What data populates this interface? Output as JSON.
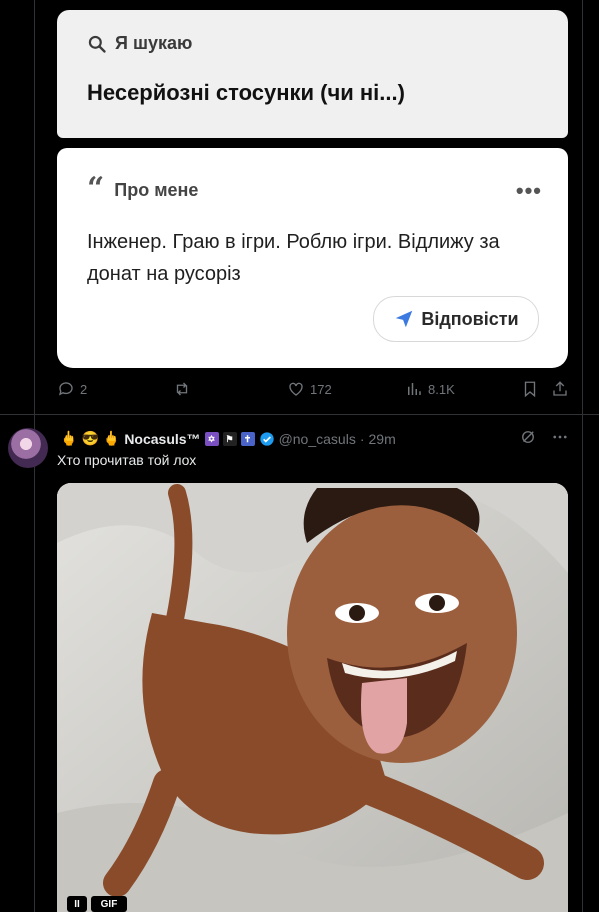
{
  "card": {
    "search_label": "Я шукаю",
    "looking_for": "Несерйозні стосунки (чи ні...)",
    "about_label": "Про мене",
    "more_dots": "•••",
    "bio": "Інженер. Граю в ігри. Роблю ігри. Відлижу за донат на русоріз",
    "reply_label": "Відповісти"
  },
  "post1_actions": {
    "replies": "2",
    "likes": "172",
    "views": "8.1K"
  },
  "post2": {
    "name": "Nocasuls™",
    "flag_text": "⚑",
    "handle": "@no_casuls",
    "separator": "·",
    "time": "29m",
    "text": "Хто прочитав той лох",
    "media_badges": {
      "alt": "II",
      "gif": "GIF"
    }
  },
  "colors": {
    "background": "#000000",
    "muted": "#71767b",
    "verified": "#1d9bf0",
    "reply_arrow": "#3b7ae0"
  }
}
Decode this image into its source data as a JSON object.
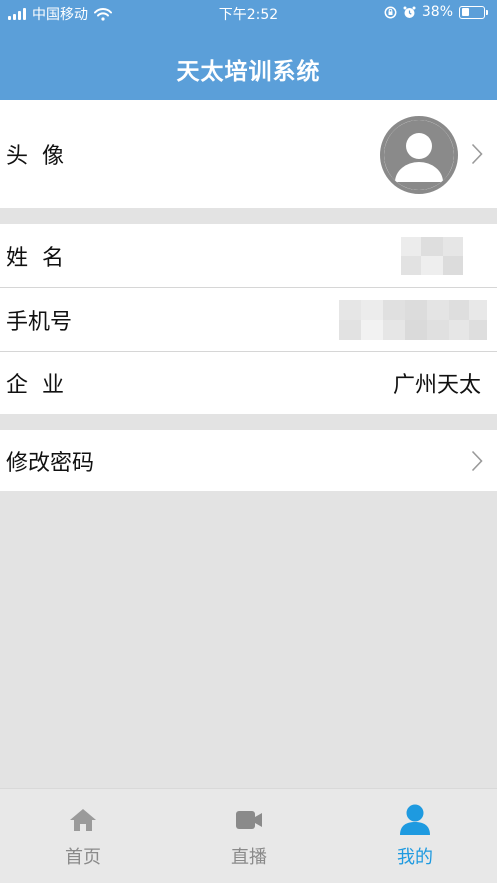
{
  "status_bar": {
    "carrier": "中国移动",
    "time": "下午2:52",
    "battery": "38%",
    "battery_level": 0.38
  },
  "header": {
    "title": "天太培训系统"
  },
  "profile": {
    "avatar_label": "头  像",
    "name_label": "姓  名",
    "phone_label": "手机号",
    "company_label": "企  业",
    "company_value": "广州天太",
    "change_password_label": "修改密码"
  },
  "tabs": [
    {
      "label": "首页",
      "icon": "home-icon"
    },
    {
      "label": "直播",
      "icon": "video-camera-icon"
    },
    {
      "label": "我的",
      "icon": "user-icon"
    }
  ],
  "colors": {
    "header_bg": "#5b9fd9",
    "active_tab": "#1e9ae0",
    "inactive_tab": "#8a8a8a",
    "page_bg": "#e3e3e3"
  }
}
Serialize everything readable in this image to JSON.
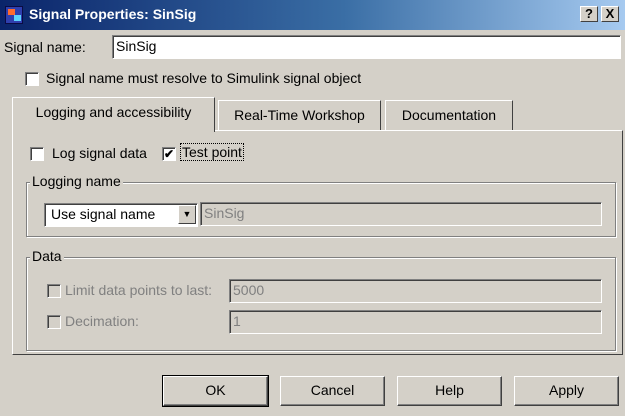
{
  "window": {
    "title": "Signal Properties: SinSig",
    "help_label": "?",
    "close_label": "X"
  },
  "signal_name": {
    "label": "Signal name:",
    "value": "SinSig"
  },
  "resolve_checkbox": {
    "label": "Signal name must resolve to Simulink signal object",
    "checked": false
  },
  "tabs": [
    {
      "label": "Logging and accessibility",
      "active": true
    },
    {
      "label": "Real-Time Workshop",
      "active": false
    },
    {
      "label": "Documentation",
      "active": false
    }
  ],
  "logging_tab": {
    "log_signal_data": {
      "label": "Log signal data",
      "checked": false
    },
    "test_point": {
      "label": "Test point",
      "checked": true,
      "mark": "✔"
    },
    "logging_name_group": {
      "title": "Logging name",
      "dropdown_value": "Use signal name",
      "name_value": "SinSig"
    },
    "data_group": {
      "title": "Data",
      "limit_points": {
        "label": "Limit data points to last:",
        "checked": false,
        "value": "5000",
        "enabled": false
      },
      "decimation": {
        "label": "Decimation:",
        "checked": false,
        "value": "1",
        "enabled": false
      }
    }
  },
  "buttons": {
    "ok": "OK",
    "cancel": "Cancel",
    "help": "Help",
    "apply": "Apply"
  },
  "colors": {
    "dialog_bg": "#d4d0c8",
    "titlebar_start": "#0a246a",
    "titlebar_end": "#a6caf0",
    "disabled_text": "#808080"
  }
}
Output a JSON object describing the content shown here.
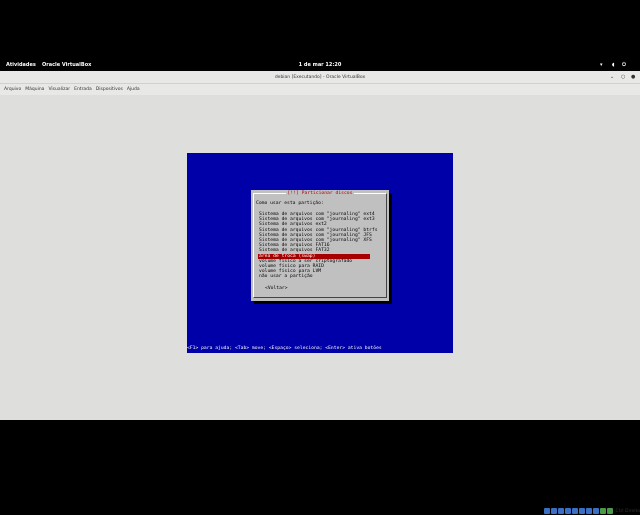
{
  "topbar": {
    "activities": "Atividades",
    "app": "Oracle VirtualBox",
    "clock": "1 de mar 12:20"
  },
  "window": {
    "title": "debian [Executando] - Oracle VirtualBox"
  },
  "menu": [
    "Arquivo",
    "Máquina",
    "Visualizar",
    "Entrada",
    "Dispositivos",
    "Ajuda"
  ],
  "dialog": {
    "title": "[!!] Particionar discos",
    "question": "Como usar esta partição:",
    "options": [
      "Sistema de arquivos com \"journaling\" ext4",
      "Sistema de arquivos com \"journaling\" ext3",
      "Sistema de arquivos ext2",
      "Sistema de arquivos com \"journaling\" btrfs",
      "Sistema de arquivos com \"journaling\" JFS",
      "Sistema de arquivos com \"journaling\" XFS",
      "Sistema de arquivos FAT16",
      "Sistema de arquivos FAT32",
      "área de troca (swap)",
      "volume físico a ser criptografado",
      "volume físico para RAID",
      "volume físico para LVM",
      "não usar a partição"
    ],
    "selected_index": 8,
    "back": "<Voltar>"
  },
  "status": "<F1> para ajuda; <Tab> move; <Espaço> seleciona; <Enter> ativa botões",
  "hostkey": "Ctrl Direito"
}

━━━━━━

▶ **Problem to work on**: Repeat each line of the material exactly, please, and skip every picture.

▶ **Written reply**:
What data populates this interface? Output as JSON.
{
  "card": {
    "search_label": "Я шукаю",
    "looking_for": "Несерйозні стосунки (чи ні...)",
    "about_label": "Про мене",
    "more_dots": "•••",
    "bio": "Інженер. Граю в ігри. Роблю ігри. Відлижу за донат на русоріз",
    "reply_label": "Відповісти"
  },
  "post1_actions": {
    "replies": "2",
    "likes": "172",
    "views": "8.1K"
  },
  "post2": {
    "name": "Nocasuls™",
    "flag_text": "⚑",
    "handle": "@no_casuls",
    "separator": "·",
    "time": "29m",
    "text": "Хто прочитав той лох",
    "media_badges": {
      "alt": "II",
      "gif": "GIF"
    }
  },
  "colors": {
    "background": "#000000",
    "muted": "#71767b",
    "verified": "#1d9bf0",
    "reply_arrow": "#3b7ae0"
  }
}
Decode this image into its source data as a JSON object.
{
  "status_bar": {
    "carrier": "中国移动",
    "time": "下午2:52",
    "battery": "38%",
    "battery_level": 0.38
  },
  "header": {
    "title": "天太培训系统"
  },
  "profile": {
    "avatar_label": "头  像",
    "name_label": "姓  名",
    "phone_label": "手机号",
    "company_label": "企  业",
    "company_value": "广州天太",
    "change_password_label": "修改密码"
  },
  "tabs": [
    {
      "label": "首页",
      "icon": "home-icon"
    },
    {
      "label": "直播",
      "icon": "video-camera-icon"
    },
    {
      "label": "我的",
      "icon": "user-icon"
    }
  ],
  "colors": {
    "header_bg": "#5b9fd9",
    "active_tab": "#1e9ae0",
    "inactive_tab": "#8a8a8a",
    "page_bg": "#e3e3e3"
  }
}
Serialize everything readable in this image to JSON.
{
  "window": {
    "title": "Signal Properties: SinSig",
    "help_label": "?",
    "close_label": "X"
  },
  "signal_name": {
    "label": "Signal name:",
    "value": "SinSig"
  },
  "resolve_checkbox": {
    "label": "Signal name must resolve to Simulink signal object",
    "checked": false
  },
  "tabs": [
    {
      "label": "Logging and accessibility",
      "active": true
    },
    {
      "label": "Real-Time Workshop",
      "active": false
    },
    {
      "label": "Documentation",
      "active": false
    }
  ],
  "logging_tab": {
    "log_signal_data": {
      "label": "Log signal data",
      "checked": false
    },
    "test_point": {
      "label": "Test point",
      "checked": true,
      "mark": "✔"
    },
    "logging_name_group": {
      "title": "Logging name",
      "dropdown_value": "Use signal name",
      "name_value": "SinSig"
    },
    "data_group": {
      "title": "Data",
      "limit_points": {
        "label": "Limit data points to last:",
        "checked": false,
        "value": "5000",
        "enabled": false
      },
      "decimation": {
        "label": "Decimation:",
        "checked": false,
        "value": "1",
        "enabled": false
      }
    }
  },
  "buttons": {
    "ok": "OK",
    "cancel": "Cancel",
    "help": "Help",
    "apply": "Apply"
  },
  "colors": {
    "dialog_bg": "#d4d0c8",
    "titlebar_start": "#0a246a",
    "titlebar_end": "#a6caf0",
    "disabled_text": "#808080"
  }
}
Output a JSON object describing the content shown here.
{
  "topbar": {
    "activities": "Atividades",
    "app": "Oracle VirtualBox",
    "clock": "1 de mar 12:20"
  },
  "window": {
    "title": "debian [Executando] - Oracle VirtualBox"
  },
  "menu": [
    "Arquivo",
    "Máquina",
    "Visualizar",
    "Entrada",
    "Dispositivos",
    "Ajuda"
  ],
  "dialog": {
    "title": "[!!] Particionar discos",
    "question": "Como usar esta partição:",
    "options": [
      "Sistema de arquivos com \"journaling\" ext4",
      "Sistema de arquivos com \"journaling\" ext3",
      "Sistema de arquivos ext2",
      "Sistema de arquivos com \"journaling\" btrfs",
      "Sistema de arquivos com \"journaling\" JFS",
      "Sistema de arquivos com \"journaling\" XFS",
      "Sistema de arquivos FAT16",
      "Sistema de arquivos FAT32",
      "área de troca (swap)",
      "volume físico a ser criptografado",
      "volume físico para RAID",
      "volume físico para LVM",
      "não usar a partição"
    ],
    "selected_index": 8,
    "back": "<Voltar>"
  },
  "status": "<F1> para ajuda; <Tab> move; <Espaço> seleciona; <Enter> ativa botões",
  "hostkey": "Ctrl Direito"
}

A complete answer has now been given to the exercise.